This is the first study in the literature to show the predictive value for fractures of vertebral trabecular bone mineral density (vBMD) derived from CT. This is also one of only a few studies to date evaluating the association between vBMD and osteoporosis-related hip and vertebral fractures in a multiethnic population.

This Emory co-authored study shows that vBMD determined by BDI from routine CT images can predict hip and vertebral fractures. Compared to normal BMD patients, patients with low vBMD showed a 1.57-fold greater risk of a first hip fracture and a nearly threefold increased risk of a first vertebral fracture.

BDI’s osteoporosis screening is widely covered by insurance for women age 50+ and older men, as well as younger women and men with elevated osteoporosis risk. Patient co-pay/deductible is generally waived, as the U.S. Preventive Services Task Force has long recommended osteoporosis screening.

“By enabling very accurate screening at scale using existing CT images, BDI significantly removes the barriers to osteoporosis screening and fracture prediction,” said UCLA Professor of Medicine and BDI Chief Medical Officer Dr. Matthew Budoff, MD. “Osteoporosis treatment/fracture prevention is easy, safe, inexpensive, and effective compared to many other diseases. Treatment/prevention may entail increased exercise, calcium, or other supplement intake. Drugs, if prescribed, are well-proven and mostly generics. These osteoporosis treatments can help reduce the risk of fracture by up to 70%. For all these reasons, recommended osteoporosis screening for early detection and treatment and fracture prevention is a win-win-win for patients, providers, payers, and the health system generally.”

“Osteoporosis is prevalent among and severely impacts middle-aged and older adults irrespective of gender, geography, ethnicity or socio-economic status. A great scourge that has fallen through the cracks of the health system,” said BDI CEO Jonathan Taub. “With treatment and now screening so easy, awareness is the main hurdle to turn the tide against osteoporosis. Healthcare providers and payers should remind their patients and members to get screened for osteoporosis per medical guidelines. Patients should ask their doctors about screening options. Community leaders and other influencers can help raise awareness as well. With our aging population and other trends, our already acute osteoporosis/fracture problem will get even worse without action. Together, we can turn the tide against the osteoporosis scourge.”

BDI Incorporated is a spin-out of The Lundquist Institute for Biomedical Innovation at Harbor UCLA Medical Center. BDI provides bone health analytics to providers using their patients’ routine, existing medical images (no new imaging required). Our internal team of expert physicians utilizes BDI’s proprietary, clinically validated algorithms for early osteoporosis and bone fracture diagnostics and prediction – enabling prevention.

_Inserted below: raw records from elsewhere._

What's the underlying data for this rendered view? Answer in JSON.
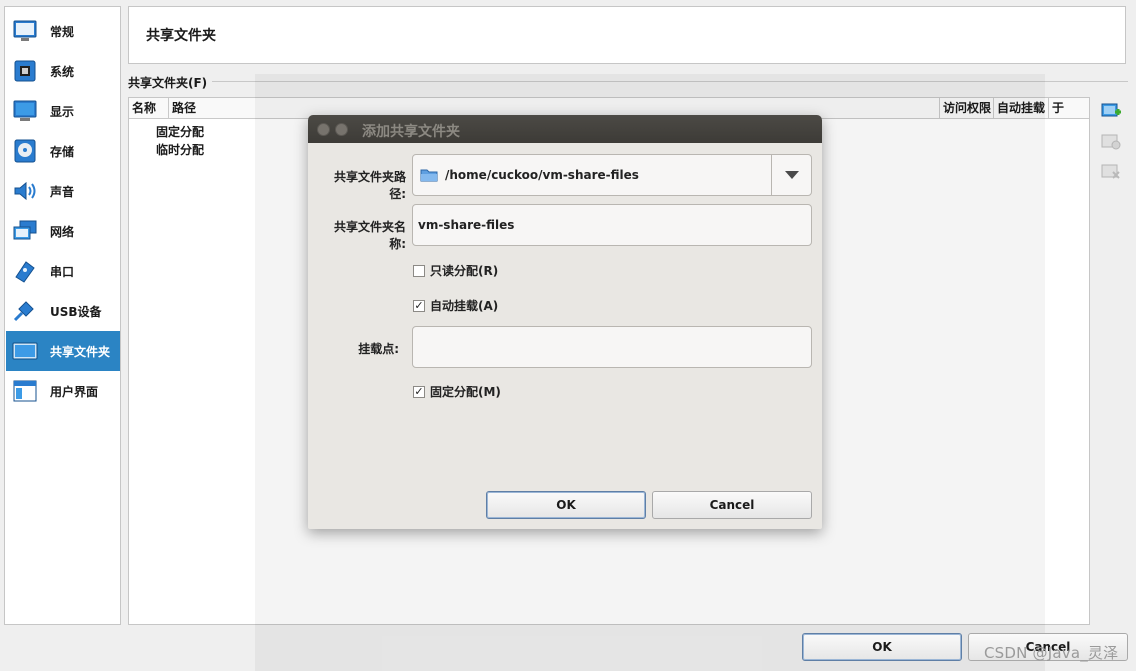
{
  "sidebar": {
    "items": [
      {
        "label": "常规",
        "icon": "general-icon"
      },
      {
        "label": "系统",
        "icon": "system-icon"
      },
      {
        "label": "显示",
        "icon": "display-icon"
      },
      {
        "label": "存储",
        "icon": "storage-icon"
      },
      {
        "label": "声音",
        "icon": "audio-icon"
      },
      {
        "label": "网络",
        "icon": "network-icon"
      },
      {
        "label": "串口",
        "icon": "serial-port-icon"
      },
      {
        "label": "USB设备",
        "icon": "usb-icon"
      },
      {
        "label": "共享文件夹",
        "icon": "shared-folders-icon",
        "active": true
      },
      {
        "label": "用户界面",
        "icon": "user-interface-icon"
      }
    ]
  },
  "header": {
    "title": "共享文件夹"
  },
  "folders": {
    "group_label": "共享文件夹(F)",
    "columns": [
      "名称",
      "路径",
      "访问权限",
      "自动挂载",
      "于"
    ],
    "tree": [
      "固定分配",
      "临时分配"
    ]
  },
  "dialog": {
    "title": "添加共享文件夹",
    "path_label": "共享文件夹路径:",
    "path_value": "/home/cuckoo/vm-share-files",
    "name_label": "共享文件夹名称:",
    "name_value": "vm-share-files",
    "readonly_label": "只读分配(R)",
    "readonly_checked": false,
    "automount_label": "自动挂载(A)",
    "automount_checked": true,
    "mountpoint_label": "挂载点:",
    "mountpoint_value": "",
    "permanent_label": "固定分配(M)",
    "permanent_checked": true,
    "ok_label": "OK",
    "cancel_label": "Cancel"
  },
  "footer": {
    "ok_label": "OK",
    "cancel_label": "Cancel"
  },
  "watermark": "CSDN @Java_灵泽",
  "colors": {
    "accent": "#2b84c4",
    "dialog_bg": "#e9e7e3",
    "titlebar": "#3d3b37"
  }
}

BDI’s screening service is widely covered by payers (e.g., CPT code 77078, bolsters/helps close the gaps for HEDIS quality measures/star ratings, etc.).

Contact us to learn more about fracture prevention.